Your fireplace adds warmth and comfort to your home during the cold winter months. It also can add worry, about potential burns or a potential home fire. Following our fire safety tips can help keep you, your family, and your home safe while still enjoying the benefits of your fireplace or heating stove.
- Create a “safe zone” around your fireplace. Make sure all flammable materials, including furniture, papers, blankets, pillows, toys, and décor, have been removed from the area surrounding your fireplace. There should be at least a 2-foot “safe zone” surrounding your fire place that is devoid of anything that could burn.
- Place a metal screen over your open-hearth fireplace. A metal screen prevents embers from jumping out of the fireplace and igniting a nearby object. It also keeps things from accidentally falling into the fireplace.
- Consider a safety gate. If you have children or pets in your home, you may want to consider installing a safety gate around the fireplace. There are safety gates specifically made for hearths.
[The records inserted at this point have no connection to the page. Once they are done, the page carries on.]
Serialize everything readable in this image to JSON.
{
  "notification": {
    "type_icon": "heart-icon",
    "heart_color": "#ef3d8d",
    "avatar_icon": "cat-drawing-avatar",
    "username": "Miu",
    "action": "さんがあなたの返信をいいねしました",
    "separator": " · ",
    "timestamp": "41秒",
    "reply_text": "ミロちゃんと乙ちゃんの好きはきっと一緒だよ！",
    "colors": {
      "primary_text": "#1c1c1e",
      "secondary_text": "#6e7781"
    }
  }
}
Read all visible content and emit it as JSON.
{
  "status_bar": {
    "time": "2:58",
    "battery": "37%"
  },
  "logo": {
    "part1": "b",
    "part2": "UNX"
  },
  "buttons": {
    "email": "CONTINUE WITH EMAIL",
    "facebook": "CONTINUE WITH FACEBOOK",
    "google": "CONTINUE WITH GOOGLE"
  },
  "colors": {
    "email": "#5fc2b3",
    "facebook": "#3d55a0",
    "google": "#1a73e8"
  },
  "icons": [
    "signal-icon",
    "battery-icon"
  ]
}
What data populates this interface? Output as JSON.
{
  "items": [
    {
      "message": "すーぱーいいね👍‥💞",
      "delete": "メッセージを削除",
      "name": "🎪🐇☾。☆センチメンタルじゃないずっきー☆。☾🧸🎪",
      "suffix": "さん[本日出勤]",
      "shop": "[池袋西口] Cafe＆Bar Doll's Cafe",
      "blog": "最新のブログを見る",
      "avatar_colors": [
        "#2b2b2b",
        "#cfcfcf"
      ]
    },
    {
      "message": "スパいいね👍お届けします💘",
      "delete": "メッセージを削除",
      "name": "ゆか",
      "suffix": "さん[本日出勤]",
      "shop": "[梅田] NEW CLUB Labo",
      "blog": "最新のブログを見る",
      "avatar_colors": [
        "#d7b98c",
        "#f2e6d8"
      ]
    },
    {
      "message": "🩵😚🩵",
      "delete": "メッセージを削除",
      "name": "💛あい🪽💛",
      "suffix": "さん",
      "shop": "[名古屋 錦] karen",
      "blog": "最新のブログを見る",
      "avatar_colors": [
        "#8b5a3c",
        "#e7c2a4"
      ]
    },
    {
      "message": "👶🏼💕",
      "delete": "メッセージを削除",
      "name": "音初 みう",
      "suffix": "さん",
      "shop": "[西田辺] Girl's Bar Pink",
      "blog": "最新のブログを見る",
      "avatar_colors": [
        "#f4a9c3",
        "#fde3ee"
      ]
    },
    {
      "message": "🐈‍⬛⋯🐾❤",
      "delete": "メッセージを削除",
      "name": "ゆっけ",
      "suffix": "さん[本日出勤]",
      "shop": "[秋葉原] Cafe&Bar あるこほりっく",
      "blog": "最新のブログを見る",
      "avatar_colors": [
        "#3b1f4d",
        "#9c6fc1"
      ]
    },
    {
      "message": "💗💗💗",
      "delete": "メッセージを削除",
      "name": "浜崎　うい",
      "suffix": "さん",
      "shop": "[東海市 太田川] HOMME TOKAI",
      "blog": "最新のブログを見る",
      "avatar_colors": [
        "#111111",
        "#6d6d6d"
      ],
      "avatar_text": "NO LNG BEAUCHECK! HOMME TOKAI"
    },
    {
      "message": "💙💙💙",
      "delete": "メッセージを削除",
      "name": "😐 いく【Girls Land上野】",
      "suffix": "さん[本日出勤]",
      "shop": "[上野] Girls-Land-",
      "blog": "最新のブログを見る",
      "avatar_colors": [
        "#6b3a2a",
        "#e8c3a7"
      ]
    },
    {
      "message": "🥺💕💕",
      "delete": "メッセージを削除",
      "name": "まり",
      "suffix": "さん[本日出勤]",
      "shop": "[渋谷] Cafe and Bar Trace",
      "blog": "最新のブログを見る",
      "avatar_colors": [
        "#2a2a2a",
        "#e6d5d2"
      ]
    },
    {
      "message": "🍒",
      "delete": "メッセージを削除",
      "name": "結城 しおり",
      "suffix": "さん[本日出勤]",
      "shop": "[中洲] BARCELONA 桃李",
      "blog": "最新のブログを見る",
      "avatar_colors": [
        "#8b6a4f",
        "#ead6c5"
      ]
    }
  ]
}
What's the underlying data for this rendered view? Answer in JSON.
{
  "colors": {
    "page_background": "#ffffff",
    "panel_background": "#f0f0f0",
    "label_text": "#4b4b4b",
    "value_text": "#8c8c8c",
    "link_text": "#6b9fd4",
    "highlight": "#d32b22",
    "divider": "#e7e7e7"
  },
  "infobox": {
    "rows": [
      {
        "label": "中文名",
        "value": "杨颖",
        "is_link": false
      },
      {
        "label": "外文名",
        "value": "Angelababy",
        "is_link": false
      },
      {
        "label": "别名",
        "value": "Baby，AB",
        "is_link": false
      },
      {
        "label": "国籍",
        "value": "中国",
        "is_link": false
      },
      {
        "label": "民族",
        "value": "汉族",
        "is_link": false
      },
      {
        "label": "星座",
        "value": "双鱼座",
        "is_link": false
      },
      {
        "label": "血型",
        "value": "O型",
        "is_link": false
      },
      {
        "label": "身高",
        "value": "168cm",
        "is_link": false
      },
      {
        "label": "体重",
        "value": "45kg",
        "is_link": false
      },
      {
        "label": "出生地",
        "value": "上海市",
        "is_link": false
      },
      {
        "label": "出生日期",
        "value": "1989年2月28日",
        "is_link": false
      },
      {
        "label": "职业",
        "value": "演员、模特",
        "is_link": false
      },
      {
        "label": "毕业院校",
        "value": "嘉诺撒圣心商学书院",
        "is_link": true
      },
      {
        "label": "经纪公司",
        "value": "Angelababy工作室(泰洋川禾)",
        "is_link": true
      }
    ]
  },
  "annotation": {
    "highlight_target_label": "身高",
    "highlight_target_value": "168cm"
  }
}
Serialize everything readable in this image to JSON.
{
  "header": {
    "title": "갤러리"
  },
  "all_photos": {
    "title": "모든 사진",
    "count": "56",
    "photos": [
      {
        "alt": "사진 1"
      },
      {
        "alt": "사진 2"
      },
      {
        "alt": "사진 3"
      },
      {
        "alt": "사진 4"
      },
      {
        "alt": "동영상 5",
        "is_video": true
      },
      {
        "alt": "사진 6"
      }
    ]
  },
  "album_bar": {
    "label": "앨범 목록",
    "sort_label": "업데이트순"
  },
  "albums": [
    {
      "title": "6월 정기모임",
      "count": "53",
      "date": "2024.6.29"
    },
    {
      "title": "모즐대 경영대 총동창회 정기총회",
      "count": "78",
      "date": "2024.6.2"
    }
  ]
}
They keep children and pets a safe distance away and include a door for easy access to the fireplace or stove.
- Only burn items intended for your fireplace. Burning cardboard, Christmas trees, wrapping paper, trash or other items can cause a dangerous flare up or produce toxic fumes. Never use a fire accelerant, as they can cause a fire that is too hot for your chimney to handle.
- Leave fireplace doors open while a fire is burning. Closing or partially closing the glass doors on an open-hearth fireplace causing fires to burn and draft improperly, which can pose a hazard.
- Allow ashes to cool for at least 24 hours before removing them from the fireplace. If you remove ashes too early, you risk removing still burning embers. Always remove ash to a metal bucket, and remove it from the living areas of your home to a well ventilated area, as smoldering ashes can release carbon monoxide.
- Have your chimney cleaned at least once per year. Dirty, creosote-lined chimneys are the leading cause of chimney fires. Having your chimney cleaned and inspected each year ensures that it is free from creosote, obstructions and damage that could cause a chimney fire. If you burn more than three cords of firewood per year, your chimney should be cleaned twice during the wood-burning season.
- Equip your home with smoke and carbon monoxide detectors. There should be a smoke and carbon monoxide detector on each floor of your home, and directly outside sleeping areas. Make sure you change the batteries at least twice per year, and test the detectors regularly to make sure they’re working. Everyone in your home should know what to do if the detectors sound: Exit the house and meet at a predetermined location.
If you have any questions or concerns about the safe operation of your fireplace, heating stove or chimney, call the experts at The Chimney Sweeper. We consider it part of our jobs to make sure you know how to use your fireplace safely.